* Given entries
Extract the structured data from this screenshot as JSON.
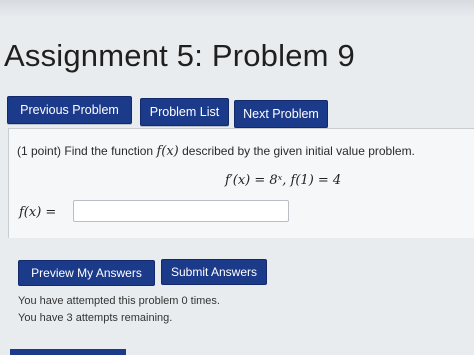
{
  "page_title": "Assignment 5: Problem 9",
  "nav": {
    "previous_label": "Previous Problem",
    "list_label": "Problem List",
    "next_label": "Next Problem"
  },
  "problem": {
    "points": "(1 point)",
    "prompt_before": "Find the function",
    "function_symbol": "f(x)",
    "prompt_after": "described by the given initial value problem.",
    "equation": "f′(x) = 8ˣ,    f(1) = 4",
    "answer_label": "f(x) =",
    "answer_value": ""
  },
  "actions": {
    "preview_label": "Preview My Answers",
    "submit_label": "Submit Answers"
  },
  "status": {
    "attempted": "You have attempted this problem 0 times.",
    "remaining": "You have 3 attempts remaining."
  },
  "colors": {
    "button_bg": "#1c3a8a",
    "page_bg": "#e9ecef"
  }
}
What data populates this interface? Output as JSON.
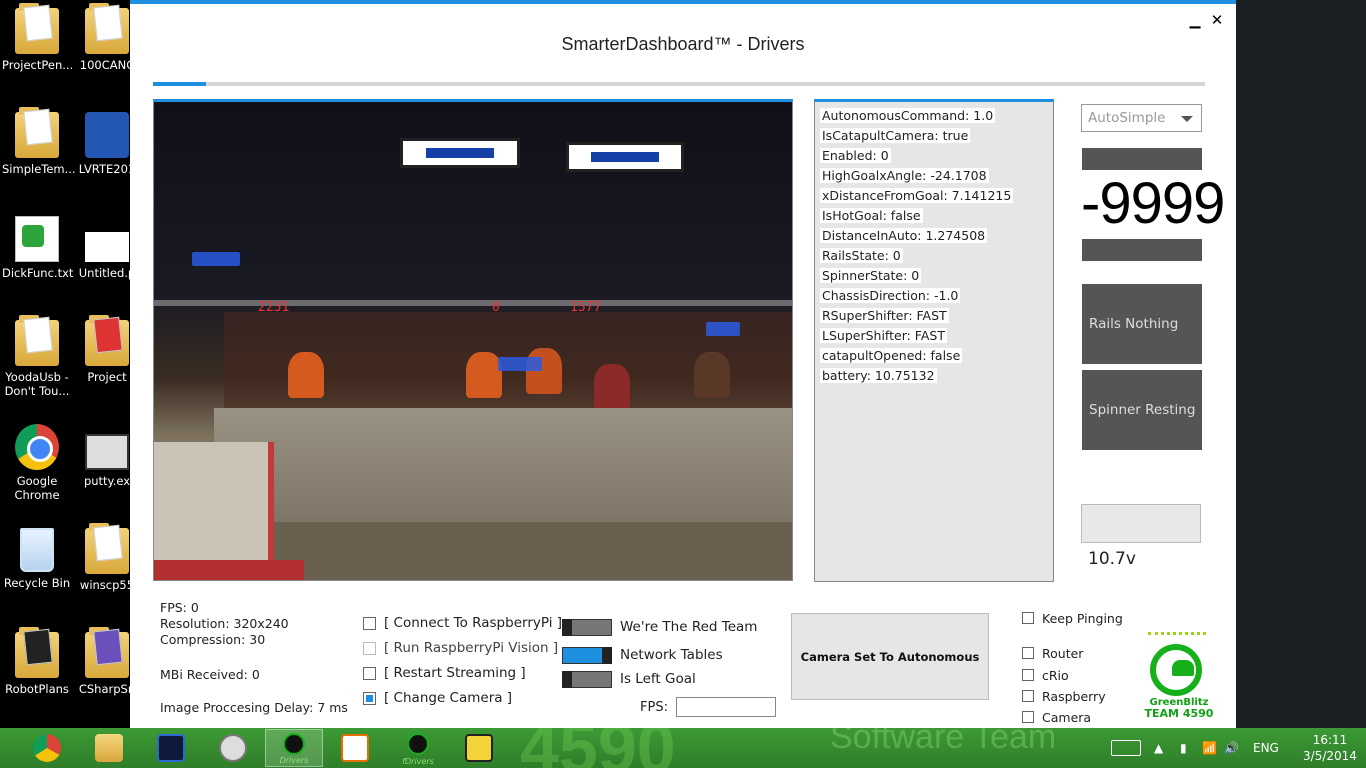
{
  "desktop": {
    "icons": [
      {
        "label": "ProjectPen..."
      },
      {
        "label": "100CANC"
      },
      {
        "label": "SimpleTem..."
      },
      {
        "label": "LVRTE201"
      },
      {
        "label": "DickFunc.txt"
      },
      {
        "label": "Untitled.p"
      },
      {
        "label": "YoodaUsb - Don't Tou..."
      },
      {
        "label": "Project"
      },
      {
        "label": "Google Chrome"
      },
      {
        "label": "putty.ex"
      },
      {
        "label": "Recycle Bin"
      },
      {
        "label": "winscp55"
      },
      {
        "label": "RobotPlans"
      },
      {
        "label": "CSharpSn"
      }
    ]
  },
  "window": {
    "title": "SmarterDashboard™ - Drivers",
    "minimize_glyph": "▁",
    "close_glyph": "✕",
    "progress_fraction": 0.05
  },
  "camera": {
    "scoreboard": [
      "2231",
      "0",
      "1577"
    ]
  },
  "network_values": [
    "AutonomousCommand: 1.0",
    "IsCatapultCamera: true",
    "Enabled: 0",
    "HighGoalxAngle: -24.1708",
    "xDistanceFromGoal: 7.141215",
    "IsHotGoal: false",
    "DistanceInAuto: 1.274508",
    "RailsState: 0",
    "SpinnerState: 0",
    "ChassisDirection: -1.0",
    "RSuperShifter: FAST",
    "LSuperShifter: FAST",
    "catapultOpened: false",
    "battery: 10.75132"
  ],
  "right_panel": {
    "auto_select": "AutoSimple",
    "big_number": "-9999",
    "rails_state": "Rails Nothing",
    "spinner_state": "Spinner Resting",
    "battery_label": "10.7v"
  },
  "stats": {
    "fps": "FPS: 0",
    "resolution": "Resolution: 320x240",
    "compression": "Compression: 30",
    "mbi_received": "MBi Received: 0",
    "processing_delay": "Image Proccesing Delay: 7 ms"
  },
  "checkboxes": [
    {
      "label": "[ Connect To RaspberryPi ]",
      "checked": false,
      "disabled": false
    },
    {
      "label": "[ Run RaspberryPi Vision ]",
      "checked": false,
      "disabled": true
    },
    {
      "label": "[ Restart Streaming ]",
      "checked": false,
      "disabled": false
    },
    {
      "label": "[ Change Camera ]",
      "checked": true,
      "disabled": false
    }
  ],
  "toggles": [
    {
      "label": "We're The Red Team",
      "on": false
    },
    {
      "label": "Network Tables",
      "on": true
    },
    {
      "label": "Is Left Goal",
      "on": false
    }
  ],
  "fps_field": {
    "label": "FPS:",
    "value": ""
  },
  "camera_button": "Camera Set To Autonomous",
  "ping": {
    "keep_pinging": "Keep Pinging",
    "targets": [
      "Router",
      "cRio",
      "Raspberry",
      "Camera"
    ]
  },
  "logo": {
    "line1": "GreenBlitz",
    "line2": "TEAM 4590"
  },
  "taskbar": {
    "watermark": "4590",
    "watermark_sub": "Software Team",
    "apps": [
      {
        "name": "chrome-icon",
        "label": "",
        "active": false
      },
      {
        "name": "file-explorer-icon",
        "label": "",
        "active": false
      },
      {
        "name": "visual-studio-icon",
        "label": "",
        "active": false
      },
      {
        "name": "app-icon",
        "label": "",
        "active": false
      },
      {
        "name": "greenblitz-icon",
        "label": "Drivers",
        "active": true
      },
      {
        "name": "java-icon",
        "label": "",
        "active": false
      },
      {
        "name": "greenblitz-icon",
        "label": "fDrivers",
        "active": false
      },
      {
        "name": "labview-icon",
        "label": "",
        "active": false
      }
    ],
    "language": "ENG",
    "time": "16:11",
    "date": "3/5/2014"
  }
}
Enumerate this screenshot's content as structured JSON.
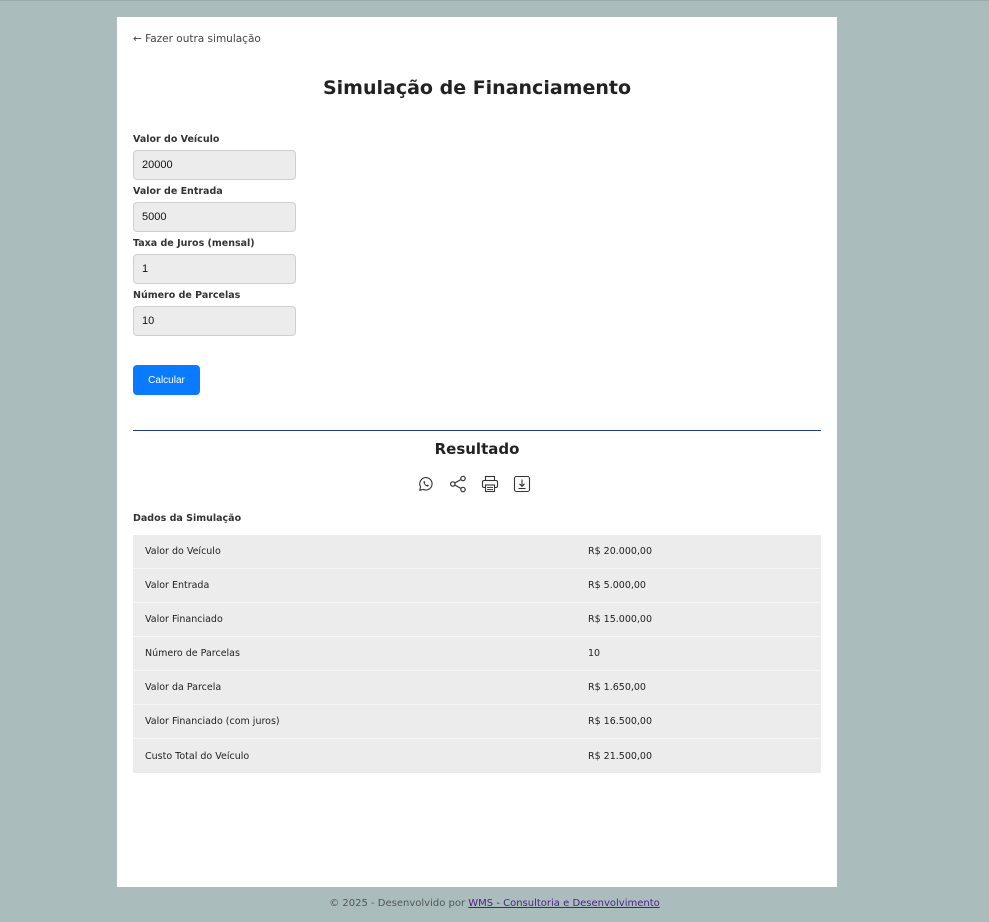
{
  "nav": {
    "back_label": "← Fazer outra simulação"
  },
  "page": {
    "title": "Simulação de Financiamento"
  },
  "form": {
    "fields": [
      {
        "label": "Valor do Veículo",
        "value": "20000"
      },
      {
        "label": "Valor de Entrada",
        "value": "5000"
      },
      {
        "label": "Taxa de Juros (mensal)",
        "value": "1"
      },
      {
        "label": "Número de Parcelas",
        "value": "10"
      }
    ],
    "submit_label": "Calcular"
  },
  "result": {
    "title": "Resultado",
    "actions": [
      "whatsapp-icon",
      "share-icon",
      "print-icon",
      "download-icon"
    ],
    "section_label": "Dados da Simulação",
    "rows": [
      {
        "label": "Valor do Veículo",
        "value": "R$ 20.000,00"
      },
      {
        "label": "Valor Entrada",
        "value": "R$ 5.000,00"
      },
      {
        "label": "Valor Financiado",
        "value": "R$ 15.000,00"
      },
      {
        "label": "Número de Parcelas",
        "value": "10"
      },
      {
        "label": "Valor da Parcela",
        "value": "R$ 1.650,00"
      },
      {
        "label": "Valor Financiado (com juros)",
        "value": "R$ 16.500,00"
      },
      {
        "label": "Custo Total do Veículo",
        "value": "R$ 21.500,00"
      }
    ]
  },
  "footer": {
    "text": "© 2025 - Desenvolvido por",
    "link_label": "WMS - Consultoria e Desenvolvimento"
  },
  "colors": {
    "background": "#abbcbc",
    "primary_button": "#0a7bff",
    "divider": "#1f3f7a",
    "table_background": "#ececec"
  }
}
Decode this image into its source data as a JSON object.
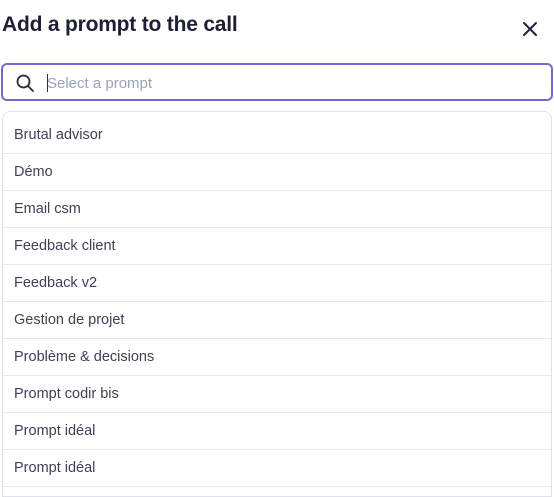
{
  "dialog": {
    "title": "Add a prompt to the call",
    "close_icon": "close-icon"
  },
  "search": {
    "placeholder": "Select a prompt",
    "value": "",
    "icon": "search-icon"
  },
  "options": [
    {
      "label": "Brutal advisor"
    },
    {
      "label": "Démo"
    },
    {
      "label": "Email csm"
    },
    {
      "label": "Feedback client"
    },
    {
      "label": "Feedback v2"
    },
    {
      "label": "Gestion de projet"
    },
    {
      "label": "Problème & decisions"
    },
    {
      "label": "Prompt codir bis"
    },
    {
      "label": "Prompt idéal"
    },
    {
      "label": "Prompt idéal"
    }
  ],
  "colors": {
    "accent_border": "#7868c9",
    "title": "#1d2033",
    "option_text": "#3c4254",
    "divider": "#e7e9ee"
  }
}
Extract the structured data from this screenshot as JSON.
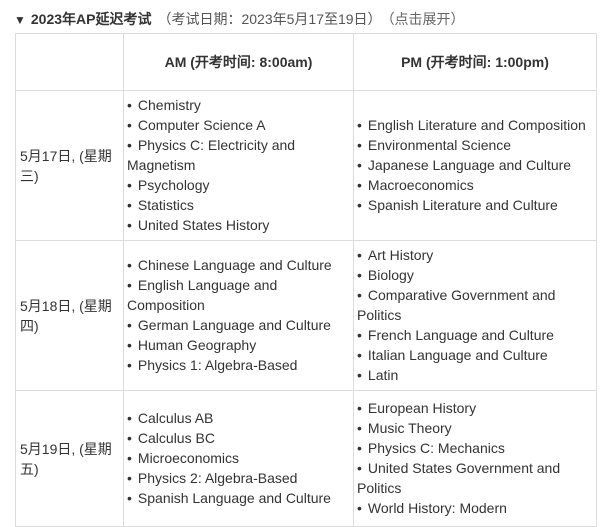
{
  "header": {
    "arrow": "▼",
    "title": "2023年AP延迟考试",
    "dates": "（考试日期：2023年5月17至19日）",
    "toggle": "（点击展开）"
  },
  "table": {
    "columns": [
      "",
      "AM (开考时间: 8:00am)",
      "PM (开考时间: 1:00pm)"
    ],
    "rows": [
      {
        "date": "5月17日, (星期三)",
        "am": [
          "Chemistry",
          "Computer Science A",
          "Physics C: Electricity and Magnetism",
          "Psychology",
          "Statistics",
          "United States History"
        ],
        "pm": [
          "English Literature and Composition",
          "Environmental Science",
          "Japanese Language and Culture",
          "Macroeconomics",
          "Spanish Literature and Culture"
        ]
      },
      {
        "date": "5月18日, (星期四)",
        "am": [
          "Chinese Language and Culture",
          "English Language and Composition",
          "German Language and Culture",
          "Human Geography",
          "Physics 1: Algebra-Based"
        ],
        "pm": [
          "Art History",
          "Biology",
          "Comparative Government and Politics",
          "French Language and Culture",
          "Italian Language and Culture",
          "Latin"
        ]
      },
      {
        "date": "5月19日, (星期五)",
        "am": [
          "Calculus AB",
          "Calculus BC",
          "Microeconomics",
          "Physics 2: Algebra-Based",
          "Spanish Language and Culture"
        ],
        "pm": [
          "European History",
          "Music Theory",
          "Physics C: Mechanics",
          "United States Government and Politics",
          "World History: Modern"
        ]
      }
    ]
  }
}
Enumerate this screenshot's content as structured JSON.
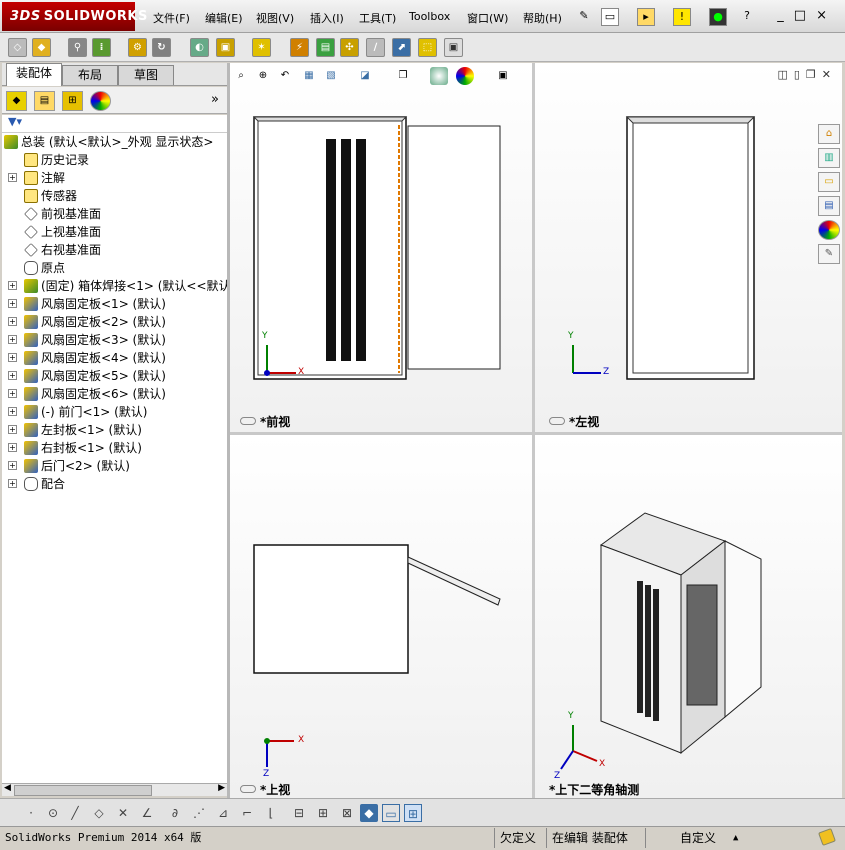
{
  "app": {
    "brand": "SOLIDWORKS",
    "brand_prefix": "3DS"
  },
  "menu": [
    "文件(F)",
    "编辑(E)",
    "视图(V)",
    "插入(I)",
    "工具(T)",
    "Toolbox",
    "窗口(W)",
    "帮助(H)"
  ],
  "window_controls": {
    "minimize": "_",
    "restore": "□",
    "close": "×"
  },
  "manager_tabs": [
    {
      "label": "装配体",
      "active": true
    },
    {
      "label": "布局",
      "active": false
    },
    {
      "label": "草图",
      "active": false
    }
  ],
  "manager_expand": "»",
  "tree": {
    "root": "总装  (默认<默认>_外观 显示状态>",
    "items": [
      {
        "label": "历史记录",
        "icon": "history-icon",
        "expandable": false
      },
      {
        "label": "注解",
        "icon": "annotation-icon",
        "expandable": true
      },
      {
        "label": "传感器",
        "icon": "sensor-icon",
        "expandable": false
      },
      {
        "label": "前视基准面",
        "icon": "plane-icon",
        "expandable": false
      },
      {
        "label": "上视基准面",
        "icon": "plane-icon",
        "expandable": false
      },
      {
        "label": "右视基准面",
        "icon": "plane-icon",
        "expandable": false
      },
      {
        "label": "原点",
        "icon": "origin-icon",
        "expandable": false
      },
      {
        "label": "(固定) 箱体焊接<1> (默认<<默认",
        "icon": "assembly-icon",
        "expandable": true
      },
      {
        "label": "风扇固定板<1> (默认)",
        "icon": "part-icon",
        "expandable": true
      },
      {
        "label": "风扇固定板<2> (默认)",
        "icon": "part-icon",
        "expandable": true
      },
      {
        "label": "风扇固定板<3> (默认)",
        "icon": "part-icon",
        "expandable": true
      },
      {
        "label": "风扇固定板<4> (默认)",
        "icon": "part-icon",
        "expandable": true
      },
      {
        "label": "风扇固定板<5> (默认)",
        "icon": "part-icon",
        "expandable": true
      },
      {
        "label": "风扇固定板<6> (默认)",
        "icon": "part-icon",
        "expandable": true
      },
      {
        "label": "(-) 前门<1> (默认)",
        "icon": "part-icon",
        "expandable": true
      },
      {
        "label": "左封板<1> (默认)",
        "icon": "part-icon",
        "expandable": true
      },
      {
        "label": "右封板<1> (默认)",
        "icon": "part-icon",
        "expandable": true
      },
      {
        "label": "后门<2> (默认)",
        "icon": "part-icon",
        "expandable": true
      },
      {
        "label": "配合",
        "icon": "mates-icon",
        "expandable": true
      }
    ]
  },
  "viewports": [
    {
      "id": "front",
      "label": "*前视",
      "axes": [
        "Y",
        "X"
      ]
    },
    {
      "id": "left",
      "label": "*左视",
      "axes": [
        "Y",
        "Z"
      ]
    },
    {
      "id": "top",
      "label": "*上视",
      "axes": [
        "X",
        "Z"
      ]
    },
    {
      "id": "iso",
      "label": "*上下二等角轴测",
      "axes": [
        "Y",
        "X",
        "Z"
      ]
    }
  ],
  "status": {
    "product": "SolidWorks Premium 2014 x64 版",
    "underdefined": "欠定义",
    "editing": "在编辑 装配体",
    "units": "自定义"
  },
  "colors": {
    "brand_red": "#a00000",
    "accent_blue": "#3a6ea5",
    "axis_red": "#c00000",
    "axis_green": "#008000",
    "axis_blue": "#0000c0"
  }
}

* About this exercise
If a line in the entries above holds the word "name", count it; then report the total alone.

* Solved exercise
8